WHAT IS EXPECTED
Copy the data below verbatim, leaving no line out.
[EXTRACTED DATA — start]
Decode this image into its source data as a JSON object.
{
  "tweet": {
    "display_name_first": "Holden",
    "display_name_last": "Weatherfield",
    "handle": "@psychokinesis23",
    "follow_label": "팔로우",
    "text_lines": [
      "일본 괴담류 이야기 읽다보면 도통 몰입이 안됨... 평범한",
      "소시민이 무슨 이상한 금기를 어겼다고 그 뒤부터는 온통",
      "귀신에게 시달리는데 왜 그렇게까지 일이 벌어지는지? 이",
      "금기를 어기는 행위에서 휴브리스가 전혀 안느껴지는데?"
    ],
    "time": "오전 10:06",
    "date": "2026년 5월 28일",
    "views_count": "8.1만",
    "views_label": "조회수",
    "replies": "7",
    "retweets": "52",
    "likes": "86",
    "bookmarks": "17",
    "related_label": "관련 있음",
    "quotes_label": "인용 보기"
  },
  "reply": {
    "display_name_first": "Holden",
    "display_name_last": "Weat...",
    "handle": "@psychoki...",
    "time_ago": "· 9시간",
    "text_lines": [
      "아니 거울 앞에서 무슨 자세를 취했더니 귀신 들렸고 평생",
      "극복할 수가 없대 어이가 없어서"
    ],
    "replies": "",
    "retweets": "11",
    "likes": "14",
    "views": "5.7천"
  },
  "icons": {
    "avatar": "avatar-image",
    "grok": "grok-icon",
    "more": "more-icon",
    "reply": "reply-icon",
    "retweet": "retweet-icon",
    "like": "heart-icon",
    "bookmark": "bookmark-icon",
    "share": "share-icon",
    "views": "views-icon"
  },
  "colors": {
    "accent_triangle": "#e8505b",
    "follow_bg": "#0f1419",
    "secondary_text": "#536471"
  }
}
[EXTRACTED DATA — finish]
SOLUTION TO THE PROBLEM
Decode this image into its source data as a JSON object.
{
  "tweet": {
    "display_name_first": "Holden",
    "display_name_last": "Weatherfield",
    "handle": "@psychokinesis23",
    "follow_label": "팔로우",
    "text_lines": [
      "일본 괴담류 이야기 읽다보면 도통 몰입이 안됨... 평범한",
      "소시민이 무슨 이상한 금기를 어겼다고 그 뒤부터는 온통",
      "귀신에게 시달리는데 왜 그렇게까지 일이 벌어지는지? 이",
      "금기를 어기는 행위에서 휴브리스가 전혀 안느껴지는데?"
    ],
    "time": "오전 10:06",
    "date": "2026년 5월 28일",
    "views_count": "8.1만",
    "views_label": "조회수",
    "replies": "7",
    "retweets": "52",
    "likes": "86",
    "bookmarks": "17",
    "related_label": "관련 있음",
    "quotes_label": "인용 보기"
  },
  "reply": {
    "display_name_first": "Holden",
    "display_name_last": "Weat...",
    "handle": "@psychoki...",
    "time_ago": "· 9시간",
    "text_lines": [
      "아니 거울 앞에서 무슨 자세를 취했더니 귀신 들렸고 평생",
      "극복할 수가 없대 어이가 없어서"
    ],
    "replies": "",
    "retweets": "11",
    "likes": "14",
    "views": "5.7천"
  },
  "icons": {
    "avatar": "avatar-image",
    "grok": "grok-icon",
    "more": "more-icon",
    "reply": "reply-icon",
    "retweet": "retweet-icon",
    "like": "heart-icon",
    "bookmark": "bookmark-icon",
    "share": "share-icon",
    "views": "views-icon"
  },
  "colors": {
    "accent_triangle": "#e8505b",
    "follow_bg": "#0f1419",
    "secondary_text": "#536471"
  }
}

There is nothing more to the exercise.